We are hopefully now beginning to move out of the various lockdowns and restrictions that have been put in place to deal with the pandemic.
As things begin to return to some form of "normality", businesses might begin to feel some sort of relief. However, the inevitable consequence of normality returning is that some of the temporary rules that have been put in place to assist businesses through these difficulties will fall away.
Since the pandemic first took effect, there have been a number of temporary legal measures introduced. These have worked in tandem with the Government financial support measures (e.g. furlough, bounce back loans, VAT deferrals etc.) and have undoubtedly reduced the number of companies that have gone into insolvency since the start of the pandemic (and indeed have probably prevented the insolvency of a substantial number of companies that would have gone bust, even without a pandemic).
Many of these temporary restrictions are currently due to come to an end on 30 June 2021. However it should be noted that over the past year these temporary restrictions have been extended (often at short notice) and it is always possible that they will be extended again. If "normality" is returning, it is less likely that the restrictions will be extended again. However, directors need to be aware that the restrictions listed below are scheduled to expire on the dates noted below and they should be considering now what the effect of the lifting of these protections will be on their businesses.
1. The current suspension on the use of statutory demands as a basis for winding up a company - end date 30 June 2021.
2. The suspension of a creditor's ability to wind up a company (unless broadly the creditor can show that the pandemic has had no adverse effect on the business, or that the company would have gone bust even ignoring the effect of the pandemic on the debtor business) - end date 30 June 2021.
3. The suspension of wrongful trading liability. Lockdowns would inevitably have meant that many businesses would be wrongfully trading. Directors would therefore have been at risk of personal liability if they did not put their companies into insolvency.

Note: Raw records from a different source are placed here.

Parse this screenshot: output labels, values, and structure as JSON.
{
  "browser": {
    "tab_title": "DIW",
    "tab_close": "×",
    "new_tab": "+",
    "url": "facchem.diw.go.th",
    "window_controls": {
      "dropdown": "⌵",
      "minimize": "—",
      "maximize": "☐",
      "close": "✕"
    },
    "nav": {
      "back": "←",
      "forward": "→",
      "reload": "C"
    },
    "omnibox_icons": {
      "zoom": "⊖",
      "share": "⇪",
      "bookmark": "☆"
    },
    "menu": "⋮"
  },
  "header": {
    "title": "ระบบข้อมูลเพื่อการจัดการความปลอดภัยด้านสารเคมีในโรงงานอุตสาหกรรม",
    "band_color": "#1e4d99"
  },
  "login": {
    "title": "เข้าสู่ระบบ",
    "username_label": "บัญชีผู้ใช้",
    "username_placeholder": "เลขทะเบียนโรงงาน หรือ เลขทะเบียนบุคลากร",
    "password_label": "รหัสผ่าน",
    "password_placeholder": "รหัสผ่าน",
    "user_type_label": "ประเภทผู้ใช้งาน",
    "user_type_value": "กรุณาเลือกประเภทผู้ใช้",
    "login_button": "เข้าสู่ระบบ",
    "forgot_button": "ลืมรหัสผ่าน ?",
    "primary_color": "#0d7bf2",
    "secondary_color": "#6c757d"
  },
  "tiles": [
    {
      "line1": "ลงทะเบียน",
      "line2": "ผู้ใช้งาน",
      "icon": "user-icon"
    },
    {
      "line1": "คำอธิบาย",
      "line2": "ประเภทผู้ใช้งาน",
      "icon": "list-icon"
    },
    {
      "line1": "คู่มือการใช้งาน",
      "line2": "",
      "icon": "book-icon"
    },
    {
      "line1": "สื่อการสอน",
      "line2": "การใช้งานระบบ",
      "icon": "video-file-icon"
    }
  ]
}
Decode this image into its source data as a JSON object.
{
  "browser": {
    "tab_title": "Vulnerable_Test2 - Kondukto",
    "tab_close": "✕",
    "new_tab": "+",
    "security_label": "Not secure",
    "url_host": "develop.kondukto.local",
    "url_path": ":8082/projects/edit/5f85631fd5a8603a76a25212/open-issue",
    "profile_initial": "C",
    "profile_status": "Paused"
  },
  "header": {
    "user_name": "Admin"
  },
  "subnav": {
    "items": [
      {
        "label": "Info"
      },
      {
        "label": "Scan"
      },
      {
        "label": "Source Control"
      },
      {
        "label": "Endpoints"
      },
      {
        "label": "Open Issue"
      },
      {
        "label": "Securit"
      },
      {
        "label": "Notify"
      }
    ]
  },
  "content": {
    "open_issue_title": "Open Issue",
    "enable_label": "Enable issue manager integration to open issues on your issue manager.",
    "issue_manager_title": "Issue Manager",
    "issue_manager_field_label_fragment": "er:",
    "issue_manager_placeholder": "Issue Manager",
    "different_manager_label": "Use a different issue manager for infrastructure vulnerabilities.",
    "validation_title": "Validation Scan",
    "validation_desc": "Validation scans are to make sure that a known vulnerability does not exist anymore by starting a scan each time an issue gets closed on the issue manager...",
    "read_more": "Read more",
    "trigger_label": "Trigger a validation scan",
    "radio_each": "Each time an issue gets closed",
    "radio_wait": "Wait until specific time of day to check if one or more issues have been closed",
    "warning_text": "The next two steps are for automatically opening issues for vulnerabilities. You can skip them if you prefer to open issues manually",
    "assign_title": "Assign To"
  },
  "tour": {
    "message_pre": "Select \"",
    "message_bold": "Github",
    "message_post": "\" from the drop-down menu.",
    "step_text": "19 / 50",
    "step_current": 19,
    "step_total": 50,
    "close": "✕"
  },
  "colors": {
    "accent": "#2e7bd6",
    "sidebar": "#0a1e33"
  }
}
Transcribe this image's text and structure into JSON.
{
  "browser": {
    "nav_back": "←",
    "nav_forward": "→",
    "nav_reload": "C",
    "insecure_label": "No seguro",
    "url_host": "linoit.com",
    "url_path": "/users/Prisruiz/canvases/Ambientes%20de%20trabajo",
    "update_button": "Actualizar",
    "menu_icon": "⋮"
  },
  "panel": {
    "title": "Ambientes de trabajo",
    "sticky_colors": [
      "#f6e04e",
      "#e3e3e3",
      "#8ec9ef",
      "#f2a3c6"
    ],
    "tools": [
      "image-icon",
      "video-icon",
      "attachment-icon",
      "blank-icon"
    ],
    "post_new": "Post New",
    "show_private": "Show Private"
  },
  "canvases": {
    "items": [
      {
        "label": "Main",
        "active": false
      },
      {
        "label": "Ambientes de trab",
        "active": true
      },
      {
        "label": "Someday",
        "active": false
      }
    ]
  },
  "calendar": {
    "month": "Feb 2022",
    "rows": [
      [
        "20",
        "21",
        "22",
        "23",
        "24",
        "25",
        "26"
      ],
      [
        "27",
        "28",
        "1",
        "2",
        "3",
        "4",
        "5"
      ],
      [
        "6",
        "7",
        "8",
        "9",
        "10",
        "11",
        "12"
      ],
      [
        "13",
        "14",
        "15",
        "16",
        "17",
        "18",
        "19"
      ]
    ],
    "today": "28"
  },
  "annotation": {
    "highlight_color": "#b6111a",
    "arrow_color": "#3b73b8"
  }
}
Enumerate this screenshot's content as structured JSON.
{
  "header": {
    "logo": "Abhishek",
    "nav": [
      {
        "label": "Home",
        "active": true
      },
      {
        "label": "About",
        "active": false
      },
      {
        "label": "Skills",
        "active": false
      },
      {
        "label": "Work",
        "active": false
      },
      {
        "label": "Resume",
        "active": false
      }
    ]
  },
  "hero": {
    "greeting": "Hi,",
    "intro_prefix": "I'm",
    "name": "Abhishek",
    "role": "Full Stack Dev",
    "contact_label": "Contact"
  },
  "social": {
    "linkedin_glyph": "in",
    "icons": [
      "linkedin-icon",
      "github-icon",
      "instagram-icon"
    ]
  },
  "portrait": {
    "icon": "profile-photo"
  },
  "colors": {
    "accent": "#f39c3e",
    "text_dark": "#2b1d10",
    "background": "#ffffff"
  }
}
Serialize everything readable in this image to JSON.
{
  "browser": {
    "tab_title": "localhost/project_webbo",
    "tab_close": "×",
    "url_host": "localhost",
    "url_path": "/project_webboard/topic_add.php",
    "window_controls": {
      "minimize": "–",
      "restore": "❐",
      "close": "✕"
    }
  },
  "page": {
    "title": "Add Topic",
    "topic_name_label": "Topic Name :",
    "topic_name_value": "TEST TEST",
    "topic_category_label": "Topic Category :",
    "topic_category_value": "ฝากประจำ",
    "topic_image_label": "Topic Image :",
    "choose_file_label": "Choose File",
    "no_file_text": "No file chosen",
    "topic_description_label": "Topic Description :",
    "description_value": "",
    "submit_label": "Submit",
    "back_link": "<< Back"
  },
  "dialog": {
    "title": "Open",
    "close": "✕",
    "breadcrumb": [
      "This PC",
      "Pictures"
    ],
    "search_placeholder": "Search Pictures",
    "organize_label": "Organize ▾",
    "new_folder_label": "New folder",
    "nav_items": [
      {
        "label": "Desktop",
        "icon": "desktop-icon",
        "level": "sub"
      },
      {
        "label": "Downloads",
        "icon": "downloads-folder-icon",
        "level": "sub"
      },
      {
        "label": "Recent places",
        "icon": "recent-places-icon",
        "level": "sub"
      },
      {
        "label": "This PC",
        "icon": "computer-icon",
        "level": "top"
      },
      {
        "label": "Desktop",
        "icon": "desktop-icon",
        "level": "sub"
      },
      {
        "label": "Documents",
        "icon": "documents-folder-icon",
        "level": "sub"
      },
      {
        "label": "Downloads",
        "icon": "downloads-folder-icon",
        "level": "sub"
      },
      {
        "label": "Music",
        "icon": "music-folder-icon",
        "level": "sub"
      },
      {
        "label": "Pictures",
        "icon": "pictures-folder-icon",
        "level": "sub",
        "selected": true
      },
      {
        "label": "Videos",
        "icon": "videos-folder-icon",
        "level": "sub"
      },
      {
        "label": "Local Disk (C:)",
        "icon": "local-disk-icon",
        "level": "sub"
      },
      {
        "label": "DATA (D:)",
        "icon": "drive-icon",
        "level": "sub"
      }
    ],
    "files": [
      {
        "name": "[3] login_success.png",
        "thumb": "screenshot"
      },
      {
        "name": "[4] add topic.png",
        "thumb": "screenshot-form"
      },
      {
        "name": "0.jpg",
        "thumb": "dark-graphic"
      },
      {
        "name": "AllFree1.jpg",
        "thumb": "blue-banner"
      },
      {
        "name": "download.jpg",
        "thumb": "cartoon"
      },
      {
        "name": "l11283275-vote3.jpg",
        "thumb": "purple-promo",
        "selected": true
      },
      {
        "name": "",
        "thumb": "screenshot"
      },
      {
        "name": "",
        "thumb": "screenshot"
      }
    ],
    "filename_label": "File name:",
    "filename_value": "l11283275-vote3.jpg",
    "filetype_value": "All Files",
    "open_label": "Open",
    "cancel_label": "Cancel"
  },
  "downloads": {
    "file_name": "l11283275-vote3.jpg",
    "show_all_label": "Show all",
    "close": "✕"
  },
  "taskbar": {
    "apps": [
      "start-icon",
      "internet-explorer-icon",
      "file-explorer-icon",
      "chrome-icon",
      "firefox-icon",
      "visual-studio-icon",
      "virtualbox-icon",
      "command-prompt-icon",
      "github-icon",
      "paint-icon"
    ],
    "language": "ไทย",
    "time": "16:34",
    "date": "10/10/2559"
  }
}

To prevent mass insolvencies, the Government effectively suspended the possibility of wrongful trading liability for directors in respect of the period after 1 March 2020. That period is scheduled to end on 30 June 2021 and so, from 1 July 2021 the "wrongful trading clock" begins ticking again and the risk of personal liability for wrongful trading reverts to the pre-pandemic position. No doubt many companies will be in an extremely distressed financial position as a result of the events of the pandemic, and directors need to be aware that the risk of personal liability for wrongful trading is a live issue again - end date 30 June 2021.
(For the sake of completeness:- (1) it should be noted that the general fiduciary duties that directors owe were not suspended at the same time as the wrongful trading liability suspension and accordingly anything that may have happened since March 2021 that would constitute a breach of fiduciary duties is still a live risk for the directors; and (2) the wrongful trading suspension was not in place between 30 September 2020 and 26 November 2020 - so directors theoretically remain at risk in respect of that period.)
4. A landlord may not irritate a commercial lease for monetary breach (typically, non-payment of rent) unless the breach has continued for at least 14 weeks (the "normal" pre-pandemic position is 14 days). That restriction on landlord enforcement will remain in place until 30 September 2021. Companies with large arrears of rent should be considering now how they will address such arrears with their landlords. It is a very difficult market for landlords at the moment and many landlords may well be open to a compromise if the alternative is losing a tenant and being left with empty premises - end date 30 September 2021.
Dividends in difficult times
One of the obvious effects of the pandemic has been that the profits (and reserves) of many companies have simply been wiped out. One point to think about when advising owner managers is that many of them are typically "remunerated" through a mix of salary and dividend (because it is tax-efficient). But that approach is dependent of course upon the company generating profits to allow the payment of dividends. If there are insufficient profits to justify lawful dividends, any sums paid out will be treated as loans due by the directors to the company and in the event of the company going into insolvency, a liquidator or administrator will require any overdrawn loan accounts to be repaid. That often comes as a surprising shock to the directors who may not really have understood that what they were receiving was not just an ordinary wage. Given the obvious difficulties that many companies are facing, the manner in which directors are taking their remuneration needs to be considered to ensure that it continues to be appropriate in the circumstances.